Darren Dreifort (1994)
Dreifort was 22 and perhaps the best pitching prospect in baseball when he had Tommy John surgery. He worked his way back to the big leagues and made 113 starts, but ultimately, he has to be considered a disappointment.
Eric Gagne (1996)
At just 20, Gagne was an unknown when he had the surgery, so he's not like Reyes. But on the plus side, he did return well. The Dodgers made Gagne a reliever, and he won the National League Cy Young Award as a reliever in 2003. The Cardinals certainly hope that Reyes does not have to become a reliever.
Odalis Perez (1999)
A scary comparison to Reyes. Perez was a big-time prospect who had Tommy John surgery just after making his big league debut. He did have a couple of bright moments afterward, like in 2002 when he won 15 games and made the All-Star team. All in all, though, Perez was pretty middling after that.
Kerry Wood (1999)
Wood won the NL Rookie of the Year Award as a 21-year-old, blew out his arm and then came back to have a fascinating, spotty, sometimes brilliant and sometimes difficult career. He led the league in strikeouts once. Wood became an All-Star closer later. Still, in retrospect, most baseball fans would say that his career is one of the all-time great "What Ifs."
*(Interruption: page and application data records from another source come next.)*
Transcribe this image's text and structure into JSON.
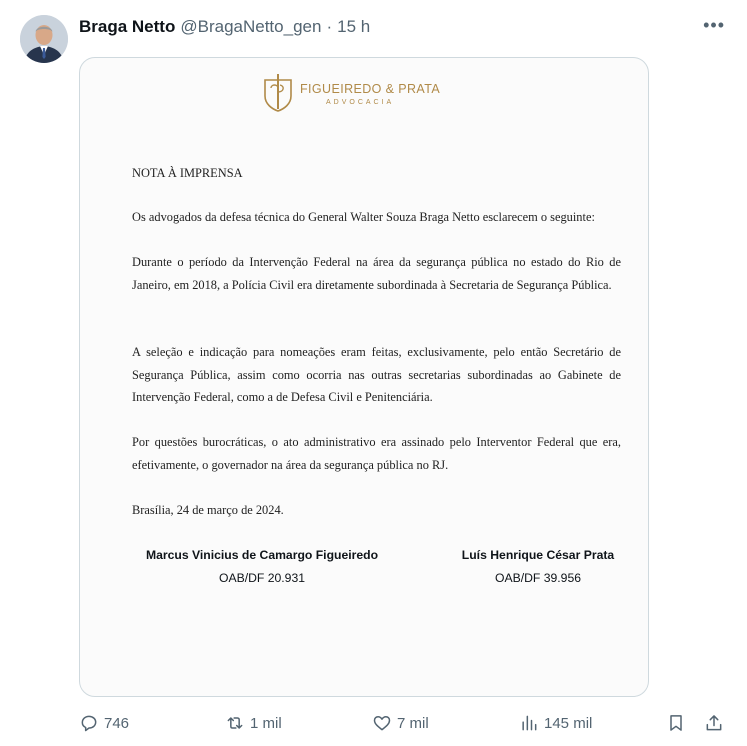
{
  "tweet": {
    "author": "Braga Netto",
    "handle": "@BragaNetto_gen",
    "separator": "·",
    "time": "15 h",
    "more_icon": "more-horizontal-icon"
  },
  "document": {
    "logo_name": "FIGUEIREDO & PRATA",
    "logo_sub": "ADVOCACIA",
    "heading": "NOTA À IMPRENSA",
    "paragraphs": [
      "Os advogados da defesa técnica do General Walter Souza Braga Netto esclarecem o seguinte:",
      "Durante o período da Intervenção Federal na área da segurança pública no estado do Rio de Janeiro, em 2018, a Polícia Civil era diretamente subordinada à Secretaria de Segurança Pública.",
      "A seleção e indicação para nomeações eram feitas, exclusivamente, pelo então Secretário de Segurança Pública, assim como ocorria nas outras secretarias subordinadas ao Gabinete de Intervenção Federal, como a de Defesa Civil e Penitenciária.",
      "Por questões burocráticas, o ato administrativo era assinado pelo Interventor Federal que era, efetivamente, o governador na área da segurança pública no RJ."
    ],
    "date_line": "Brasília, 24 de março de 2024.",
    "signatures": [
      {
        "name": "Marcus Vinicius de Camargo Figueiredo",
        "oab": "OAB/DF 20.931"
      },
      {
        "name": "Luís Henrique César Prata",
        "oab": "OAB/DF 39.956"
      }
    ]
  },
  "actions": {
    "replies": "746",
    "reposts": "1 mil",
    "likes": "7 mil",
    "views": "145 mil"
  },
  "colors": {
    "text": "#0f1419",
    "secondary": "#536471",
    "border": "#cfd9de",
    "logo_gold": "#b08a48"
  }
}
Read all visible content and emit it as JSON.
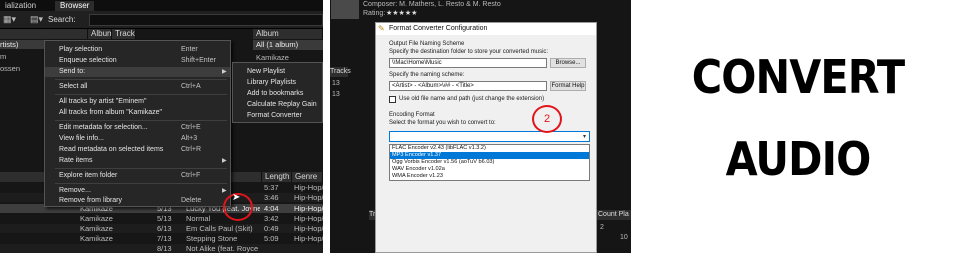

Anibal Sanchez (2003)
Sanchez had the surgery before his Minor League career began. He bounced back well enough to make 245 big league starts so far, and he led the American League in ERA in 2013. Sanchez's story is different from Reyes', but all in all, it's a success story.
Dustin McGowan (2004)
Another scary comparison to Reyes. McGowan, like Reyes, was one of the top pitching prospects in the game when he had Tommy John surgery at 22. McGowan made it to the big leagues, but he never really found his rhythm.
Jaime Garcia (2009)
Cardinals fans certainly remember Garcia's story as a promising young pitcher who had Tommy John surgery before he could get started. He has been a solid, but unspectacular, big league pitcher since returning.
Jordan Zimmermann (2009)
Similar to Reyes, Zimmermann was a good prospect who made his big league debut and then had Tommy John surgery. He's come back with an excellent career, leading the league in wins in 2013 and making a couple of All-Star teams. Zimmermann might be someone Reyes seeks out to talk with.
Steven Matz (2010)
Matz was the second-round pick of the Mets in 2009 and almost immediately had the surgery. He moved his way up nicely through the Minors, wowing scouts, and now at age 25, Mets fans are hoping for him to become a star.
Jacob deGrom (2010)
deGrom had the surgery immediately after being drafted by the Mets in the ninth round of the 2010 Draft. He bounced back beautifully, won the NL Rookie of the Year Award when he was 26 and has been a very good pitcher in the big leagues.
Stephen Strasburg (2010)
Ah, and here we finally come to the best comparison -- a dominant prospect who wowed everyone in his brief debut and had Tommy John at 22. What do we make of Strasburg's return? Certainly he has had some spectacular moments; he led the NL in strikeouts in 2014 and has made two All-Star teams. But Strasburg has also struggled to stay healthy (just one season with 200-plus innings pitched).
Jose Fernandez (2014)
If you want a success story, it would have to be Fernandez, who won the NL Rookie of the Year Award in 2013, had Tommy John surgery in May 2014 and then came back last year and pitched better than ever with 253 strikeouts in 182 innings. His tragic death still haunts the game.
There are various other examples, but you get the idea of what now faces Reyes. It's certainly not impossible for him to come back and be a terrific pitcher. But it's no sure thing, not even close. Sometimes around baseball, you will hear a bit of a casual response to Tommy John surgery, like it's just a normal part of the game. Well, yes, it has become a more normal part of the game, but it is easy to miss just how daunting it is to come back.
Put this this way: I once asked a trainer what is the best way to come back from Tommy John surgery. He gave what remains the best answer.
He said: "Don't have it."
MLB.com columnist Joe Posnanski is a No. 1 New York Times best-selling author, an Emmy Award-winning writer and has been awarded National Sportswriter of the Year. This story was not subject to the approval of Major League Baseball or its clubs.